Phase IV SI Meeting in late Spring or early Summer 2004 – During the course of the meeting, there was open discussion of where to have the next Scientific Investigator meeting. Ted Durbin had recently visited the newly built AMC conference center up at Crawford Notch, New Hampshire, which appears to have moderate rates. During the final plenary session, there was a strong recommendation that the project office approach the AMC to see if holding the next Investigator meeting there was feasible. The preference was that the meeting take place sometime between the middle of June and the last part of July. The meeting would run from Monday afternoon to Friday at noon with time off during the week for excursions/hiking etc. There was a strong desire to have a few overview talks to summarize where we are in synthesis and the use of posters and poster sessions to convey other scientific results. Bob Groman will investigate the potential meeting site and communicate with the investigators as to the possible dates.


The meeting room provided up to thirty high speed Internet connections. On average, there were fifteen laptop computers present daily. A dedicated Window-XP based computer was used to store PowerPoint presentations. Presentation files were copied to this system either via CDrom or via USB-based "memory sticks" or "thumbs." An Epson 720C LCD projector was used to display these talks. In addition, several participants used their own laptop systems (mostly MacIntosh) to present their talks. A laser printer and a color ink jet printer were also available in the meeting room.

Next Year's Science Meeting

On Thurday, we discussed the best dates to hold our next Us GLOBEC Georges Bank Science Meeting. While more people said the the fall would be the better time, a summer date was better for those participants who teach. We decided to look into possible meeting dates in late May and early June. In additonal, T. Durbin suggested that we consider having our next meeting at the Appalachian Mountain Club at Crawford Notch, New Hampshire. Bob G. was asked to look into this. [Editor's Note: The next Investigators' meeting will take place at Salve Regina University, June 21-25, 2004.]

Add Preprints and Published Articles to Web Site
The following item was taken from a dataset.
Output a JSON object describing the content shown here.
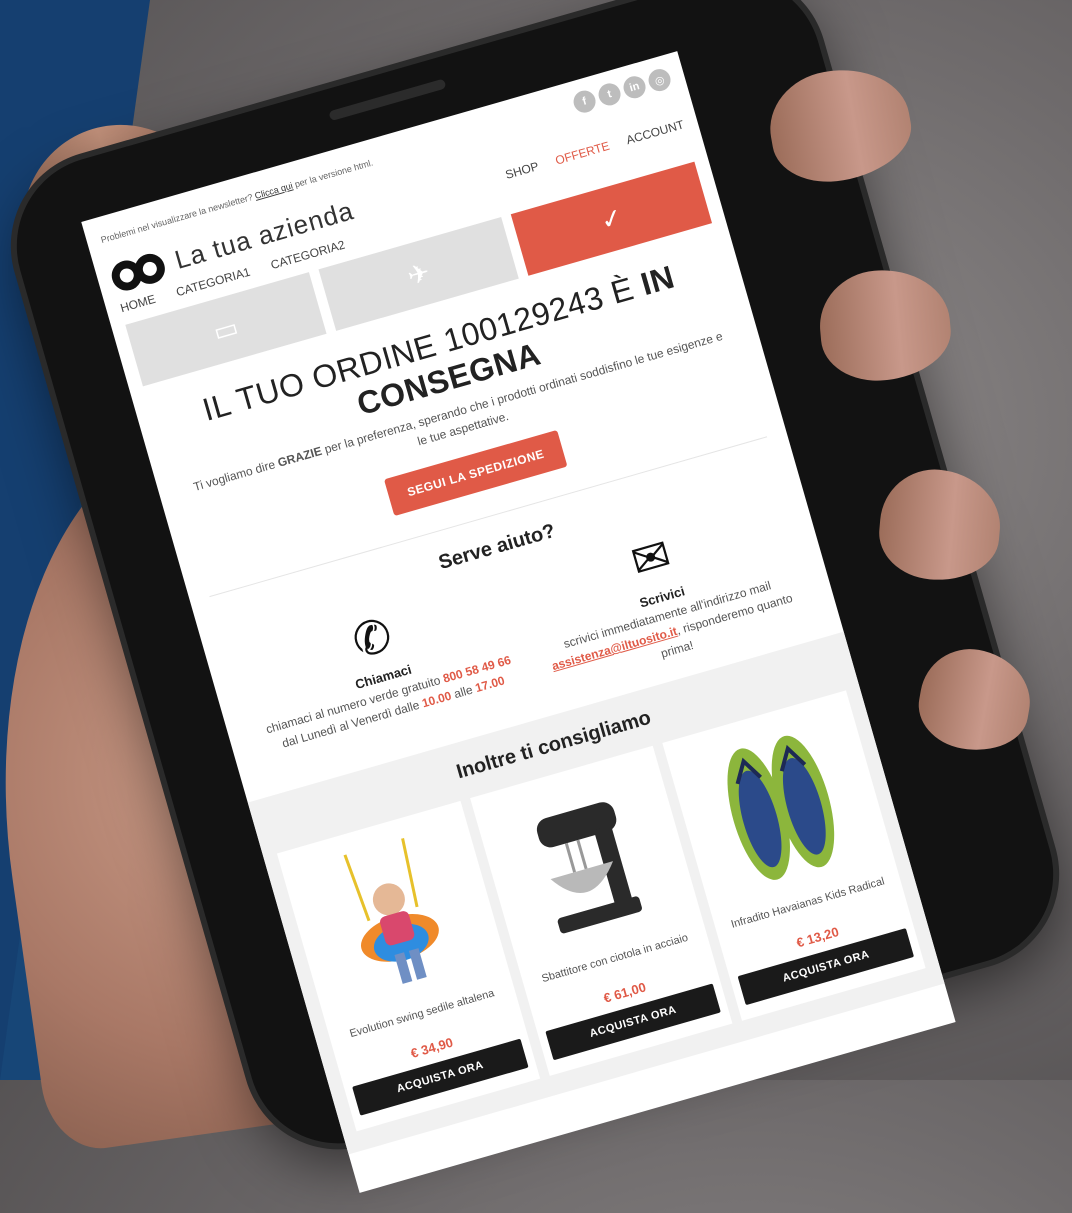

Several attendees suggested that US GLOBEC Georges Bank preprint and published articles be placed on-line, in a similar way as the US JGOFS program has done. Bob G. will follow up. [Editor's note: Bob G. contacted the editor of this US JGOFS web page and was told that every journal has its own set of rules about posting preprints or published articles on the web and one needs to consult with each journal. Usually, the journal will allow the author to maintain a copy of his/her own paper on his/her own web site, but anything beyond that needs permission. Some journals allow preprints to be posted, others do not. It will be necessary to write for special permissions to the journals. But it can it can be done.]